I think the meaning is pretty straightforward, even without my CliffsNotes study guide. The effect of spring on a person living in a northern latitude is, as we know firsthand, very powerful. The difference is that here in the Adirondacks the cruelest month would be May, or even June, some years, if we’re taking about lilacs.

Memory can be a source of pleasure, of course, as well as regret. Memory is so complicated! Its paths will often lead us astray.

Or they do me, anyway. After reading Joshua Rothman’s New Yorker article “Becoming You,” Oct. 3, 2022, I realize that I am what he defines as a “Continuer,” rather than a “Divider.” That is, I see myself in time as the same person, from my earliest memories up to the present moment. My life, to me, is a continuous stream. A Divider, on the other hand, perceives life as a series of discrete time periods. “I am not the same person I was then,” the Divider says.

By the by, I don’t believe this for a minute. Whatever the Divider may think, I am sure that people don’t change, not fundamentally. As the Eagles used to sing, “You’re still the same old girl you used to be.” (Well, of course you used to be a lot younger, and you could get up and down out of chairs more easily. But still.) I have a birthday coming up in July, and every time I think how old I’m going to be I feel surprised all over again. I remember growing up with my brothers and sister, and our lives as young adults, and the memories are bittersweet. We somehow never thought we would get so — old. Even Jimmy, the baby brother of the family, is 70. (What!) We worry about each other. We’re all so mortal, as it turns out.

Our accounts of the past don’t always match up. While I don’t claim hyperthymesia or eidetic memory, I remember a lot. Some of my most vivid memories have been pretty much proven incorrect by my sister, Molly. I’ll probably revert back to my own, preferred, versions again before long, forgetting her corrections and amendments.

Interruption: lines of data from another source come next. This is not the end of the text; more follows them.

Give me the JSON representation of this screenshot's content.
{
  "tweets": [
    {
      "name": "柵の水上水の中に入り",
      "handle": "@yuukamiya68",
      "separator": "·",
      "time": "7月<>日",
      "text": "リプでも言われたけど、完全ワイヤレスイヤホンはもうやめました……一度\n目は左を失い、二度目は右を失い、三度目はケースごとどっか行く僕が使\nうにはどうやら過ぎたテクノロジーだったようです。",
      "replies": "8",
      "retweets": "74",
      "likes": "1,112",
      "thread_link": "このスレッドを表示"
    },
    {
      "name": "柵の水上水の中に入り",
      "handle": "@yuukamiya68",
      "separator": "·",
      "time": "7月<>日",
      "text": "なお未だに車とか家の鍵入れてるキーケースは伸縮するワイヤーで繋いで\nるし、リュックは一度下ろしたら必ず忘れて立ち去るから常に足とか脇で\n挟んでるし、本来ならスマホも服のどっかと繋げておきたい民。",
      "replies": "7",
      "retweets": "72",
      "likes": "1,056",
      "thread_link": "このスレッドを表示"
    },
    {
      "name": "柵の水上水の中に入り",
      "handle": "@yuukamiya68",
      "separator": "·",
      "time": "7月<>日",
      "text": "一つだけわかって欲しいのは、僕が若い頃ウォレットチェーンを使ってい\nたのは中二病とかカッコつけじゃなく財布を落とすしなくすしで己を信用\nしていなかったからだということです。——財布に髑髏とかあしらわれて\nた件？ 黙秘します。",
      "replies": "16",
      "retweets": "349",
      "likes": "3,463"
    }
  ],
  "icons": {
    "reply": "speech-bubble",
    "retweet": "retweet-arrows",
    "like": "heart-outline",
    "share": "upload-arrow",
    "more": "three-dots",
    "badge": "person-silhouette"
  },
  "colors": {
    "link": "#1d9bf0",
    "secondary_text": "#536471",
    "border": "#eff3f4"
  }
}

When I talk on the phone with Bill, the eldest, I’m taken aback by the fact that his accounts of our childhood are so much in sync with mine. Bill never seemed to be around the house much; he was an extrovert, out and about, his interests elsewhere. I thought he didn’t notice anything family related, but he was tuned in all the time.

Our grandmother, Rose, lived with us in Michigan, but, while she cared for us with great kindness and baked for us and basically brought us up, her heart was in Waco, Texas. Rose’s oft-repeated stories about her large family there, while wonderful, were cautionary; we learned that a fixation on a past long ago and in another country was something we wanted to avoid.

According to Dr. Ian Stevenson at the University of Virginia, there may be people who remember events or impressions from an even more distant and unrelated past — from another life, in fact. I’m not referring to Rothman’s Dividers here.

Standing in line at a crowded supermarket, I was once entertained by a National Enquirer headline: “Baby Born with Dead Father’s Tattoo.” Similarly, the Enquirer listed instances of children born with unusual birthmarks — shaped like the state of Texas, say — exactly like those of deceased individuals.

Stevenson founded the Division of Perceptual Studies (DOPS) at the University of Virginia in 1967, self-described as “devoted to the rigorous evaluation of empirical evidence” for reincarnation. Very young children who say they remember past lives are studied (“when I was big I drived a truck”) to conduct this research.

Stevenson studied 3,000 such children over a period of 40 years. And yes, DOPS case studies show babies born with congenital birth defects or birth marks corresponding with fatal wounds of their so-called previous person. Many of these children allude to a past-life violent death.

How prestigious is the University of Virginia? US News ranks the University of Virginia the same as New York University, the University of Michigan and the University of Southern California.


We’re coming into warmer, wetter days now. Soon those lilacs will be going crazy.

Have a good week.

(Martha Allen, of Keene Valley, has been writing for the News for over 20 years.)

Starting at $1.44/week.

Subscribe Today